While the following quote from David Brooks’ most recent New York Times column was focused on changes occurring in Britain, it also describes what’s happening in public education:
… the general direction is clear: the move from a centralized, industrial-era state to a networked, postindustrial one.
Rapid growth in charter schools, homeschooling, dual enrollment, magnet schools, vouchers, tax credit scholarships and online learning reflects the decentralizing of public education’s industrial hierarchy as power devolves from school boards, teacher unions and state legislatures to teachers, parents and local community organizations. As individuals and local entities become empowered, they are forming horizontal networks through which they are generating and sharing customizable resources. A good example is a network of African-American charter school development teams in St. Petersburg, Fla. These teams are sharing ideas, pooling resources and developing specialized charter schools that will be both independent and interdependent. Their collaborative is dynamic and strives to combine the advantages of being big (e.g., lower costs via economies of scale) and small (e.g., being nimble).
The teacher evaluation, tenure and merit-pay bills passed by state legislatures this spring are attempts to increase productivity in the current industrial system by giving managers more power, but ultimately parental empowerment legislation will have the most positive long-term effect. In the postindustrial era, issues deriving from centralized-power hierarchies, such as district seniority rules and statewide tenure and merit pay plans, will be irrelevant. The idea of seniority-based transfers, for instance, makes no sense in a horizontal system of fluid learning networks.

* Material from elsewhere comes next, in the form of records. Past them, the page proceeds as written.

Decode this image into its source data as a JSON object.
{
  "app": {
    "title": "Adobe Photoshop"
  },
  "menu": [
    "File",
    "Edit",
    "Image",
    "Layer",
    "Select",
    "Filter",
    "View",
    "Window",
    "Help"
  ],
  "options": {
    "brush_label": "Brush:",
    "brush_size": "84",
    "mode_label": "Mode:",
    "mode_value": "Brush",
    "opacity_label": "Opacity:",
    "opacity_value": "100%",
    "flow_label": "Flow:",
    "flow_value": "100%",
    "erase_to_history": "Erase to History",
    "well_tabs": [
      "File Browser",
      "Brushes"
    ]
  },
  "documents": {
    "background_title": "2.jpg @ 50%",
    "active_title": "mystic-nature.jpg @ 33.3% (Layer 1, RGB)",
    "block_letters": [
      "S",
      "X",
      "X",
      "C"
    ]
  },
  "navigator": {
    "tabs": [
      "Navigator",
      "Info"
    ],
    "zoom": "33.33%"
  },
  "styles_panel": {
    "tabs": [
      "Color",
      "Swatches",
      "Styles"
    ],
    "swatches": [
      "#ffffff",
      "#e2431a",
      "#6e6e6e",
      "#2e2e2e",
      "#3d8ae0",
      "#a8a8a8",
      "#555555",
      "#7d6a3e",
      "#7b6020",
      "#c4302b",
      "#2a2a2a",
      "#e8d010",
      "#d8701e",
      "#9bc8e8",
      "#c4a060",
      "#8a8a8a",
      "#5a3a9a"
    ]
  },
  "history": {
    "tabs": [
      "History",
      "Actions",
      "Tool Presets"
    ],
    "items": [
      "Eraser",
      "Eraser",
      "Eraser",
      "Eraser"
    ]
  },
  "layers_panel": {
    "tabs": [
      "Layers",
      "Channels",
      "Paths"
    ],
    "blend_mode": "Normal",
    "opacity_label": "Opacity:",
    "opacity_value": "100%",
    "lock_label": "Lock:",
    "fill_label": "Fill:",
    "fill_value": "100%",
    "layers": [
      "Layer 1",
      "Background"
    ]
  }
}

Teaching and learning will not improve in a postindustrial public education system unless parents make good choices. The learning options available to parents will be almost limitless, so matching children with the learning options that best meet their needs will be challenging. Providing parents with good information and the support necessary to use this information well will be essential. Defenders of the status quo regularly argue that parents are incapable of making good education decisions, which is why power needs to remain centralized.
Brooks is optimistic that Britain’s political class is capable of successfully navigating their transition into a postindustrial society. Let’s hope our political and education leaders are up to this task also.